Karmenu Busuttil tells her he admires her courage.

“This must be a big sacrifice for you. I don’t think it’s easy for a nun to walk into a bar full of men, to start with,” he tells her, adding: “And, you never know how people react to seeing a nun, after a drink or two.” But Sr Mary immediately assures him that, so far, she never experienced any problems.

I don’t think it’s easy for a nun to walk into a bar full of men

“People are always nice to me. They offer me tea. The other day it was the birthday of a young man and there was cake too,” she smiles.

For the past 10 years Sr Mary, a Franciscan Sister of the Heart of Jesus, has been living in the convent in Luqa where she helps run the adjacent kindergarten. She became a nun when she was 17 years old and never regretted her decision.

“I always say that, if I were reborn, I would become a nun again,” she says, recounting how she spent 27 years based in a school in Australia then returned to Malta where she taught in schools in San Ġwann and Birkirkara, before moving to Luqa.

Sr Mary had been toying with the idea of “sowing prayers” in bars for a while but, she confesses, it took her a while to pluck up the courage.

The idea first popped into her mind because, every day, when she walked to Mass, she passed in front of a bar and sometimes heard swearing.
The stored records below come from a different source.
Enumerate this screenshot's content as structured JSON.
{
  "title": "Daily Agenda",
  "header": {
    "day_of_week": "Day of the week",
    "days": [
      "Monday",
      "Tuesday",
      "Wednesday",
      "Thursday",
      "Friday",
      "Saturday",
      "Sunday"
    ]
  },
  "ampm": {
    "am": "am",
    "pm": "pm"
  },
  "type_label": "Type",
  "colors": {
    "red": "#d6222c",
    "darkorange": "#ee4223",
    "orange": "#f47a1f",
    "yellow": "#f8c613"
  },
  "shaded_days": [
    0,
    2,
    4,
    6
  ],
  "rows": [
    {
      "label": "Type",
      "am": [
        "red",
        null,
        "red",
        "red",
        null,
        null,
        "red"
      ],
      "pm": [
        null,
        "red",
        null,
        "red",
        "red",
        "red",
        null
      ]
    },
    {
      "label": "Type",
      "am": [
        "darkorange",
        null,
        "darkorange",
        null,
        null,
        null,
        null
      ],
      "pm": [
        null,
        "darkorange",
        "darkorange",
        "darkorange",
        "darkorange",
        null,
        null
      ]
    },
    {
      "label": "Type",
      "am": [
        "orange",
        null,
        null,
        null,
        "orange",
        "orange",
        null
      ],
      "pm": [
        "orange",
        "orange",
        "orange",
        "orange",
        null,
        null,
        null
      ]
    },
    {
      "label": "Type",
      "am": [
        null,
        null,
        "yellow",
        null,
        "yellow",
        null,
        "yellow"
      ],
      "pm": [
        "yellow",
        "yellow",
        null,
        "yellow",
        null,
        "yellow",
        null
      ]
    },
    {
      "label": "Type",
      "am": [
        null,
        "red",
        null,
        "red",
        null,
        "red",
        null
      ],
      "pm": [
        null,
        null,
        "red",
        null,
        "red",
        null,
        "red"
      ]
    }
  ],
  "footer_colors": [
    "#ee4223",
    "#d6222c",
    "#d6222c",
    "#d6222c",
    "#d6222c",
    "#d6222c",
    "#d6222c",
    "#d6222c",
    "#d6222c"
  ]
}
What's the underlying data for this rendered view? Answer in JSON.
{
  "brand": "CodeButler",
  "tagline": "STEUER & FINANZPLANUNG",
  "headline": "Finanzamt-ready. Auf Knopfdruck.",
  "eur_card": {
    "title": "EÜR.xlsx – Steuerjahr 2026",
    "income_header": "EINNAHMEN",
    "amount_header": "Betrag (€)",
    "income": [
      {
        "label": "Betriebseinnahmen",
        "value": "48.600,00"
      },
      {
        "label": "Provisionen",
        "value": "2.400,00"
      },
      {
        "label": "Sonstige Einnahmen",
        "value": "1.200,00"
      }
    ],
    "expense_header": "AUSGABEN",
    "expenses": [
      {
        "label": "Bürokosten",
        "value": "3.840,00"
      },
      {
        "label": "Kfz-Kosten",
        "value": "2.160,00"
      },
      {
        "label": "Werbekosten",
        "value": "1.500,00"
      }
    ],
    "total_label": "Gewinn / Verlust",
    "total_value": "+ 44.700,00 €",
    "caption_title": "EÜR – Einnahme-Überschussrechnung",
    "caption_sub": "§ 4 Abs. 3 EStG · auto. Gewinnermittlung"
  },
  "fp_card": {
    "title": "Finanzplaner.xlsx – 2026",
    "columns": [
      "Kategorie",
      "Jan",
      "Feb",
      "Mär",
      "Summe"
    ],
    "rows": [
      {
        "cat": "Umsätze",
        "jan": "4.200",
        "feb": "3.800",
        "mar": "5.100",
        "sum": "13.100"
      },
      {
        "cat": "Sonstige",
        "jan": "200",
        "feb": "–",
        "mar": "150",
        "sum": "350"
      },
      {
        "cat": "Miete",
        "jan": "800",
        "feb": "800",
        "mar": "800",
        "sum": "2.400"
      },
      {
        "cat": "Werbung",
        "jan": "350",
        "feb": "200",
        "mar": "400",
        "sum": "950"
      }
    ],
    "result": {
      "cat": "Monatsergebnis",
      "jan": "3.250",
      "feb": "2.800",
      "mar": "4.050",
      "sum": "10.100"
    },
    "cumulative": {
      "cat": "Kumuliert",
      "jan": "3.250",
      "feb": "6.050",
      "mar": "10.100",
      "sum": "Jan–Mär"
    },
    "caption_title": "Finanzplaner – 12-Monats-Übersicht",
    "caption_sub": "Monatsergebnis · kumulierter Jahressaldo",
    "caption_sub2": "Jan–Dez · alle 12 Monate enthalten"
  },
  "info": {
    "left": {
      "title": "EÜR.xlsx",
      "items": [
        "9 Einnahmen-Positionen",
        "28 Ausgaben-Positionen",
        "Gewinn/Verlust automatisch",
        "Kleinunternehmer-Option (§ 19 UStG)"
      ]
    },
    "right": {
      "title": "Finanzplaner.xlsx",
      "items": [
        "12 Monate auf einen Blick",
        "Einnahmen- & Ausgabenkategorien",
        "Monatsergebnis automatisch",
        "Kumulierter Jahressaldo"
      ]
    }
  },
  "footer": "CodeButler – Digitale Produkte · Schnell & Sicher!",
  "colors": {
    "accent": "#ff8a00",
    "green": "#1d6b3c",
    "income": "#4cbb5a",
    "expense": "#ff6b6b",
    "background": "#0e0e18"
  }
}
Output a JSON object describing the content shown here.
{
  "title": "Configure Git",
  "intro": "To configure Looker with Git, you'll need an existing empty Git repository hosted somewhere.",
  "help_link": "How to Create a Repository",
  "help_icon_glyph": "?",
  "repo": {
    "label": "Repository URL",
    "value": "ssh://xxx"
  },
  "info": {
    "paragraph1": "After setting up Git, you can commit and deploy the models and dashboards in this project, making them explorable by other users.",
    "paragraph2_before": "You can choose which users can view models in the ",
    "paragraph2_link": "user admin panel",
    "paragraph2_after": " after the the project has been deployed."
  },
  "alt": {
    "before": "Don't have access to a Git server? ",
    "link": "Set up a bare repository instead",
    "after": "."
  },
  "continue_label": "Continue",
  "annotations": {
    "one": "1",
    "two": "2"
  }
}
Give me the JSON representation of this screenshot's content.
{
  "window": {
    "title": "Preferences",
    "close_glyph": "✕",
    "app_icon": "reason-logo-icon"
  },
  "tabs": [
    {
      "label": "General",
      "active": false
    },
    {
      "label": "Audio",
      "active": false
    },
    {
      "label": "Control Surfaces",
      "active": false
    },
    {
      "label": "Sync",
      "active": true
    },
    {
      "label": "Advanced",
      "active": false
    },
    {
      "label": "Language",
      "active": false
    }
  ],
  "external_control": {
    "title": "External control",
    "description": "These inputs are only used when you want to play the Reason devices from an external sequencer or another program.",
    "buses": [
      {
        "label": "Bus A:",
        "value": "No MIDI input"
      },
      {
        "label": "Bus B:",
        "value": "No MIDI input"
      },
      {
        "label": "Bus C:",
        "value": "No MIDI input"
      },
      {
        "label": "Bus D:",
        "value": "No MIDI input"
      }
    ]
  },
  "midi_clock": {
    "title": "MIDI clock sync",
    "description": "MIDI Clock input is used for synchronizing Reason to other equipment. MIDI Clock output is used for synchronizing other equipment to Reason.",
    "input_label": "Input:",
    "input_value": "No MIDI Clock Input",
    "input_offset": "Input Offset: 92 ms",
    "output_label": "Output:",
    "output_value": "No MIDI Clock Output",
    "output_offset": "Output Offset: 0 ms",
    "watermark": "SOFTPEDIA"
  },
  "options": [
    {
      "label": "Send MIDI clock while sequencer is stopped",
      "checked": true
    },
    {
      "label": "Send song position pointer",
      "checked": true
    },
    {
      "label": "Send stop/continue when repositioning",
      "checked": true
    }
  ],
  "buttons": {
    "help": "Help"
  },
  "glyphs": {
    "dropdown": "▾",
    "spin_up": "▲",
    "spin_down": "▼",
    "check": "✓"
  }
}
So she thought it would be good to do something about it by spreading the word of God in such bars.

Then, last November, she saw a group of Ursuline nuns, who became known as the Ekklesia Sisters, take part in the Malta Song for Europe contest.

“I thought that, if they had the courage to go on television and dance to praise the Lord, why shouldn’t I go and pray in bars to praise the Lord?” she says, adding that God then gave her the strength to follow through.